One sees neatly stacked saris all around at the Haat Studio of the Dastakari Haat Samiti at Meharchand Market. The saris, which range from muted offerings to colour block, have a uniform sheen to them — courtesy the inlaid checks. This is the famous patteda anchu weave, from north Karnataka. The quest to locate and trace the weave took on folklore proportions, almost bordering on the mythical. Hemlata Jain, a crafts revivalist who had been working with the Karnataka Handloom Board for several years, had always heard about this chequered weave, but had never laid her eyes on it. “In my initial research that I conducted in North Karnataka in villages like Gajendragarh, Belgaum, Raichur, Bellary and others, I noticed that they were all using power looms. Many old weaves and techniques had died, and synthetic fabric was being used. I would keep hearing about patteda anchu and how it was always a part of the wedding trousseau of a bride, especially given to her by the father as a blessing. It would first be offered to the Yellama goddess, and then gifted to the daughter. There were also stories about the devadasis getting them as a traditional offering,” shares Jain, who holds a PhD in the weave from NIFT, Delhi.
Jain’s search also took her to a woman whose mother was a devadasi. “The girl had a fragment of a cloth that her grandmother had received from the temple. When we traced it, it turned out to be more than two centuries old. That was the first time that I saw patteda anchu,” says Jain.

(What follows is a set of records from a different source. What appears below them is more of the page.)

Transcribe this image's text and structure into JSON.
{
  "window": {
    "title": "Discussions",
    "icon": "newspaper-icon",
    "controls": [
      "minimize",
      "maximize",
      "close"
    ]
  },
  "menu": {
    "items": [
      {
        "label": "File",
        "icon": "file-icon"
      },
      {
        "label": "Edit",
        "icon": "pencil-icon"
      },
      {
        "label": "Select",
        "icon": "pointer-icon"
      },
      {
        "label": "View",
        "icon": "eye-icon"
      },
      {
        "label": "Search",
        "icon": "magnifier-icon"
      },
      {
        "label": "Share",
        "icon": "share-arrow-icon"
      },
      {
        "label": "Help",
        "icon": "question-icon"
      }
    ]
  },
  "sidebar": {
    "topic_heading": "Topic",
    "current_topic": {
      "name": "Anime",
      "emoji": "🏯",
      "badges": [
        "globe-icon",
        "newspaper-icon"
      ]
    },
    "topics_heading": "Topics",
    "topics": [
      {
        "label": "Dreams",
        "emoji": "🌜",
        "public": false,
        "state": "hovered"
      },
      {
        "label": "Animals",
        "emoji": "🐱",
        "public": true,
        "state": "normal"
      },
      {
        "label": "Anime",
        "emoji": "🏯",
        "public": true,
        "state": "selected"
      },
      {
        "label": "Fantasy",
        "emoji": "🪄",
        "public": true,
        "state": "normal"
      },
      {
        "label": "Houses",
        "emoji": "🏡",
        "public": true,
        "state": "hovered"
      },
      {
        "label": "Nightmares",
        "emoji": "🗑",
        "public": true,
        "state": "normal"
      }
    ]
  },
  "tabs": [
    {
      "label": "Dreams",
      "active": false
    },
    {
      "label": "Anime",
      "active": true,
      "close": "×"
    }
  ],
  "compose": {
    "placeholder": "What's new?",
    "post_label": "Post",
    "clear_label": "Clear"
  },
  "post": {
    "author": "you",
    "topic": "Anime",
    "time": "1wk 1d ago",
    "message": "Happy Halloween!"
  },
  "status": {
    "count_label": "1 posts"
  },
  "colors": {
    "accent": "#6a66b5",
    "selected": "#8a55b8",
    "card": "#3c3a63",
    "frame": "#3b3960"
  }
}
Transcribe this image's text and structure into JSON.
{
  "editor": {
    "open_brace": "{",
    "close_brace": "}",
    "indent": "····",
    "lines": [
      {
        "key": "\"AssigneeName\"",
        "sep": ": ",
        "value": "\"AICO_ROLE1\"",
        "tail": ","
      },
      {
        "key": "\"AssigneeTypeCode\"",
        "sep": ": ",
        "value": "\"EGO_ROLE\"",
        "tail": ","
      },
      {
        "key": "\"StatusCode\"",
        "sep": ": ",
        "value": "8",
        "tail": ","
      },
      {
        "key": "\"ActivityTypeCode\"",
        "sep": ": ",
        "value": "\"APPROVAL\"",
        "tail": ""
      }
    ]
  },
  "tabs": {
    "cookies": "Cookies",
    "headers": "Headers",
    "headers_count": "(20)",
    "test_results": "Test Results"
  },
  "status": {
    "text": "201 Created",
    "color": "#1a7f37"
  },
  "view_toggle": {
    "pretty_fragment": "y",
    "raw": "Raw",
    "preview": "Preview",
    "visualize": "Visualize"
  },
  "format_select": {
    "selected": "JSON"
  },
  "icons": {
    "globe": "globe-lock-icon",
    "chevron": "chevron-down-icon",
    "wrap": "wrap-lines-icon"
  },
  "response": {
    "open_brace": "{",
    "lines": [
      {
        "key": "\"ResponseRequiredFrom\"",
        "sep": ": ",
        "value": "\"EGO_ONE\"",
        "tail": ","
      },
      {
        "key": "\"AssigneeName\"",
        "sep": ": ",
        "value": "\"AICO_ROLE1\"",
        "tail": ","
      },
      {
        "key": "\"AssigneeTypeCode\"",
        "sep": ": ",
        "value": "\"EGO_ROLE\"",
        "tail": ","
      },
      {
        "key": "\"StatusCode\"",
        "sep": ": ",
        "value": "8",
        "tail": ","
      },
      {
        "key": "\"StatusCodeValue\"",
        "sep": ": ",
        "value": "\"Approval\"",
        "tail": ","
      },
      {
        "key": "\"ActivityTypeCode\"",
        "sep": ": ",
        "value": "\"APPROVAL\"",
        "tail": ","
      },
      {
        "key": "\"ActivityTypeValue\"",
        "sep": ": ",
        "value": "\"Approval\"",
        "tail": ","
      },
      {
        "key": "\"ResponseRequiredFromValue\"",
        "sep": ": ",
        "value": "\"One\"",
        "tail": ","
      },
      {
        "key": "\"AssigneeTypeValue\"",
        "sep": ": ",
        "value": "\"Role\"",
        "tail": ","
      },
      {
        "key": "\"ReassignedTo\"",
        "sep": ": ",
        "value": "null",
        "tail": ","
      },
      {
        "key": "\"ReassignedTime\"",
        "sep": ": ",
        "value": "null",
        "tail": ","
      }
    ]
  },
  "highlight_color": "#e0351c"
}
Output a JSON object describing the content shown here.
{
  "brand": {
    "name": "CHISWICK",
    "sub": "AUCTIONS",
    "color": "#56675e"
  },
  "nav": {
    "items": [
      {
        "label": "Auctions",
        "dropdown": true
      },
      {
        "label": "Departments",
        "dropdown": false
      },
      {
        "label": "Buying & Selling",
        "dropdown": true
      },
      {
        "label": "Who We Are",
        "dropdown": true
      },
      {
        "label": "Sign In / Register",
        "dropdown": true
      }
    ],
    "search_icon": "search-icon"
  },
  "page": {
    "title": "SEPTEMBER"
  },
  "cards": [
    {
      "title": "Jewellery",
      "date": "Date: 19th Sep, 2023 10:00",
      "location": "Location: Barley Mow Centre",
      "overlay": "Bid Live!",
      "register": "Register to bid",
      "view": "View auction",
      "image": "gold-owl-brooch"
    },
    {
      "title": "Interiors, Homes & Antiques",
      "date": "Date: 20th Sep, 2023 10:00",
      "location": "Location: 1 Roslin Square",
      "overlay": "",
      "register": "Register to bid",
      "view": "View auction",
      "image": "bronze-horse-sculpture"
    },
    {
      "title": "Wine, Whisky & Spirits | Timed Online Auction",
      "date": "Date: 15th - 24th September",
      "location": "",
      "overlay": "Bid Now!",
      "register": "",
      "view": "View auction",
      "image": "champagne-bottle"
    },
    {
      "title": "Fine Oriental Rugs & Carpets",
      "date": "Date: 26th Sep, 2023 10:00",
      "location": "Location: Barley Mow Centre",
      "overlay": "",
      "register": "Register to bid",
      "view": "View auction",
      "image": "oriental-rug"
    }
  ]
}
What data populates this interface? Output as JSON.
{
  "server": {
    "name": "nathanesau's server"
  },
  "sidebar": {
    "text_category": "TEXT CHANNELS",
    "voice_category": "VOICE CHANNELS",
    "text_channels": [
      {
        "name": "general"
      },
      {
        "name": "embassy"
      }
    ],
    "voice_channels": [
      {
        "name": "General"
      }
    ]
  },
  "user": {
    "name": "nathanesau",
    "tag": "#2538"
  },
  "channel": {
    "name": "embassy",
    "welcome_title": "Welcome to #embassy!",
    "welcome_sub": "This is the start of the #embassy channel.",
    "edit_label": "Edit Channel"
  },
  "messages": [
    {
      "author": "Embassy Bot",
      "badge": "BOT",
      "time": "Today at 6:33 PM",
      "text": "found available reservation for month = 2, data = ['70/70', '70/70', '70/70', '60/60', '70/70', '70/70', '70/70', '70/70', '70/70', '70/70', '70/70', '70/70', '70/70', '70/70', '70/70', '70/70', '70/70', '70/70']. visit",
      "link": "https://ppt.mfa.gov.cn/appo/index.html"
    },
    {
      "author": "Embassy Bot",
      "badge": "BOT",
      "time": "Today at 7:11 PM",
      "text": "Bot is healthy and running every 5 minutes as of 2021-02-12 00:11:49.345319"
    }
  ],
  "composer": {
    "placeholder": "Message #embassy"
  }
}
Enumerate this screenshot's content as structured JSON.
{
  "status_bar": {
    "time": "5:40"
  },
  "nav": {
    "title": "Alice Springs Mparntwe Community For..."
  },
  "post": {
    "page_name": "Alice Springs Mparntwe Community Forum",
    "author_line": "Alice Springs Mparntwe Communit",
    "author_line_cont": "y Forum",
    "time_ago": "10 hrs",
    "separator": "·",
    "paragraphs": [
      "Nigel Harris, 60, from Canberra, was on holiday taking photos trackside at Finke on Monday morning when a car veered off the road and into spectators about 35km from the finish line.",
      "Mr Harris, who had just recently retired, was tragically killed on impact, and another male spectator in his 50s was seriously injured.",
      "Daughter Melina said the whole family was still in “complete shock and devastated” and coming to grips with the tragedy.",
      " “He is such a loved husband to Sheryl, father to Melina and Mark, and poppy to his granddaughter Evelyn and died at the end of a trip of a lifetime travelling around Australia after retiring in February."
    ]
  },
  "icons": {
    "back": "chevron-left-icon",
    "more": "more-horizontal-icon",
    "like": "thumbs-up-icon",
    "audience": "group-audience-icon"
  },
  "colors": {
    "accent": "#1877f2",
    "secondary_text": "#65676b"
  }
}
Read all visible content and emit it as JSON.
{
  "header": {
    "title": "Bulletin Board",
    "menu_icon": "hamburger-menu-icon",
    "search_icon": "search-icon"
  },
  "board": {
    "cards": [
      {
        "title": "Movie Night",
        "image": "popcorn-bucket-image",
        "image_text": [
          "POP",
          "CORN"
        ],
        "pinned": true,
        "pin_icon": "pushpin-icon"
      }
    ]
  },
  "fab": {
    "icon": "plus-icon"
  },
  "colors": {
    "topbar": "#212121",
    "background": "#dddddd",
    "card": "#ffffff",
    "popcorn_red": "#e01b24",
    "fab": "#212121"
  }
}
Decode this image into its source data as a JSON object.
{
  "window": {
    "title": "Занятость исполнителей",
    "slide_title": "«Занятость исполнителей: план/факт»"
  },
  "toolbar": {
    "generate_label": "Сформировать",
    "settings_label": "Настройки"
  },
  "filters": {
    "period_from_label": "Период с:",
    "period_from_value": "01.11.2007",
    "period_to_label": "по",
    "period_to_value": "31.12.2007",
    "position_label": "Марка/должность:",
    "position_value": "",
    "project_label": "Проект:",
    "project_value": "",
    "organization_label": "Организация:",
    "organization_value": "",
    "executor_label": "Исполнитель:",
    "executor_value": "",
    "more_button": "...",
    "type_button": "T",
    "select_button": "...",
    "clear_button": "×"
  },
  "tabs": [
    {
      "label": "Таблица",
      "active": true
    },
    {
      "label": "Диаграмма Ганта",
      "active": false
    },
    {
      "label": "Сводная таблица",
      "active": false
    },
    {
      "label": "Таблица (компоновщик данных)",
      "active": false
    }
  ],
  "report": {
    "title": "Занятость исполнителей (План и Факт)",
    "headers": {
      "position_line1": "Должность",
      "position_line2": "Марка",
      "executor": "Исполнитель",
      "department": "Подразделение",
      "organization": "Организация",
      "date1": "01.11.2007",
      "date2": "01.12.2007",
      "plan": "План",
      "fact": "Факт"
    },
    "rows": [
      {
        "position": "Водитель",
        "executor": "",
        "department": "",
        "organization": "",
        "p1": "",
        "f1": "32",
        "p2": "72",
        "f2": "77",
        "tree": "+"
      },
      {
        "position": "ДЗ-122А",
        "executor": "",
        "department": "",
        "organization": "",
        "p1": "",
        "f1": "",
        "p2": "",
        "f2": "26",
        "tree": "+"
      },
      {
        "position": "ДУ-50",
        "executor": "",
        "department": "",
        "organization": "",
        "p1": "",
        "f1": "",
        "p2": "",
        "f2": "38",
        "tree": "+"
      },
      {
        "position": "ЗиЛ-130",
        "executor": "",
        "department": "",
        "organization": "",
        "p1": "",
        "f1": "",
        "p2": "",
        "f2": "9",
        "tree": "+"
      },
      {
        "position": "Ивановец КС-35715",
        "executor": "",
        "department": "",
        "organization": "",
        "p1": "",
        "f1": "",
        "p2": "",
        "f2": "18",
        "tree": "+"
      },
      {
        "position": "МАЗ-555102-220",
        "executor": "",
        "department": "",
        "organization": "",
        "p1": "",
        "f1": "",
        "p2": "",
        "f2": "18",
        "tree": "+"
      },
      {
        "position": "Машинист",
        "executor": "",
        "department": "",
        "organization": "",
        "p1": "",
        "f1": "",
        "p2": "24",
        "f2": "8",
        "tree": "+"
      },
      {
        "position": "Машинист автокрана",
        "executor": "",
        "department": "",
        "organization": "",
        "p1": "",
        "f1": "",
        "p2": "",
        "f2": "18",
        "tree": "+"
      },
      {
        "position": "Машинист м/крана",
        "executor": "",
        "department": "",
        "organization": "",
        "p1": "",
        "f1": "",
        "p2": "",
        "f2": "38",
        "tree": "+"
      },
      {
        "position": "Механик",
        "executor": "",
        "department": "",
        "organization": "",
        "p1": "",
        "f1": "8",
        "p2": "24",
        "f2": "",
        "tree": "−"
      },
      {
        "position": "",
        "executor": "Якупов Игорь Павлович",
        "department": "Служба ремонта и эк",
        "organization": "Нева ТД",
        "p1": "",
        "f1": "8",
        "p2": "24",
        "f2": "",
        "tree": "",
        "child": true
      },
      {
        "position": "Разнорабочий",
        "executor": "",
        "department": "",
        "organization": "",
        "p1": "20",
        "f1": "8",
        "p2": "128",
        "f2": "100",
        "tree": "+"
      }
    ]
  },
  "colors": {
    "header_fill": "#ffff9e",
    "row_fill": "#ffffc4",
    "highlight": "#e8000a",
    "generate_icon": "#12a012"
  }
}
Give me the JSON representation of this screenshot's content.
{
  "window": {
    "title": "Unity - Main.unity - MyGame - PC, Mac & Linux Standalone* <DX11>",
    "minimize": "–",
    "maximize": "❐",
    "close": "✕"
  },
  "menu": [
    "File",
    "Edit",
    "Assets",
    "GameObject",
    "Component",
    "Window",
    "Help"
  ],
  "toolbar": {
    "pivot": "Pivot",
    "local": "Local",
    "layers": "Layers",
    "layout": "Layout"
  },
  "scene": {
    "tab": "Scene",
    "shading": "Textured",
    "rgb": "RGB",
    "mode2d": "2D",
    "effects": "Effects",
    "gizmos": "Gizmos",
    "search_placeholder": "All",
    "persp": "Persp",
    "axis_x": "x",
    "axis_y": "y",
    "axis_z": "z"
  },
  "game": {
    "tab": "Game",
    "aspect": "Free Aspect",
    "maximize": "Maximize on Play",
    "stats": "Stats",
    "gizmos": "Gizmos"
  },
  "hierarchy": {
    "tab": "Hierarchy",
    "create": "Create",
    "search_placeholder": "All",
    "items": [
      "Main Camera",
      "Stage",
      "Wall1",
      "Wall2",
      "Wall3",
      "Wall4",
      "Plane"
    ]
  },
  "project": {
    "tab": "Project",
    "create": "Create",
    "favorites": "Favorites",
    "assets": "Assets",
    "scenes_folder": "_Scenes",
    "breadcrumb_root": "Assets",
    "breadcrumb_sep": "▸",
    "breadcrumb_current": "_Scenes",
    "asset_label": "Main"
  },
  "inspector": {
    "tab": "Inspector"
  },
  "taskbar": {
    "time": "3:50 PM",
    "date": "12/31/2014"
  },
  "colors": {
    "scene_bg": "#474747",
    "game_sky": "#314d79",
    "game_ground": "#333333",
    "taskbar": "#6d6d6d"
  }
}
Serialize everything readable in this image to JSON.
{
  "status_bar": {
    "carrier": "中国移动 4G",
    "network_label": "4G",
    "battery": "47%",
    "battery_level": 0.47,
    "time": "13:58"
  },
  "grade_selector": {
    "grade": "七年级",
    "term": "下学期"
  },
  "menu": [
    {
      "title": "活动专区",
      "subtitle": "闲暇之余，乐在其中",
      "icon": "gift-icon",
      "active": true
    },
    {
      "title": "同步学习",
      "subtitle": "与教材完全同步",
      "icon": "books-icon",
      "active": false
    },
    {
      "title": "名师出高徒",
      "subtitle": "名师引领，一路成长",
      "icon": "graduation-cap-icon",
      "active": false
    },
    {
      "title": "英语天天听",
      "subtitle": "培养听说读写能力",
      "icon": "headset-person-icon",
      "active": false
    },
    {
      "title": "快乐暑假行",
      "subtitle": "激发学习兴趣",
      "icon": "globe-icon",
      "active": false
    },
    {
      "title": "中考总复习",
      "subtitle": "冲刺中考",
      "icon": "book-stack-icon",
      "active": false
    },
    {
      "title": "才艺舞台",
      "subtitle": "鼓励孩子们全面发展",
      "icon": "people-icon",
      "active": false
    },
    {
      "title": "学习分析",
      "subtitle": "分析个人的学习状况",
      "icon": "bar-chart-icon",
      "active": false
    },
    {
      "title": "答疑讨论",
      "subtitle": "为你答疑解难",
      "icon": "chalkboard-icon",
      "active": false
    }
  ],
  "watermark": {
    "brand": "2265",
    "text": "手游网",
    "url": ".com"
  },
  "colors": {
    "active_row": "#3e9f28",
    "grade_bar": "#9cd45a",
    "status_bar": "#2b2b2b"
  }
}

Now that she had a blueprint, she needed people to manifest this vision. She found two weavers. “The first one I found was a 90-year-old man, who had seen the sari being woven 40 years ago. Thankfully, the weavers I found were able to recreate the weave and technique,” says Jain, 39. She started with weaving stoles and towels, the checks lending the fabric a more contemporary appeal. A meeting with Jaya Jaitly led to an order for 100 saris, which found buyers immediately.
“When I started out with patteda anchu, in 2014, I had just one loom. Everyone said, they might not work. But I made sure that we contemporised them. These saris don’t need a fall, or even ironing. The border is broader and thicker, and the fabric is also coarser, making it less prone to wrinkles. You can even do away with the petticoat. I have also added a double palla and made the sari reversible, making it a bargain,” shares Jain, who now has a team of 30 weavers and has priced the saris from Rs 2,500 onwards.
Making the artisans come to terms with changing aesthetics has been a struggle. For instance, they would not work with black colour, as it was considered inauspicious. “We just can’t only have reds, maroons and mustards. I then made a batch of vegetable dye and dyed a bulk of yarn on my own,” says Jain, insisting that using more handloom fabrics and imbibing vegetable dyes is the way forward to ensure a greener future. “For me, the dye is as important as the weave. I know people worry about colour fastness with handloom, but I am working with a new technique where we use a natural enzyme called lodhra, which is extracted from leaves. It retains the warmth of the vegetable dye and is also environment- friendly. Hopefully, the patent will come through,” says Jain, who currently also teaches at Symbiosis Institute, Pune.
The exhibition is on till September 12 at Haat Studio, Meharchand Market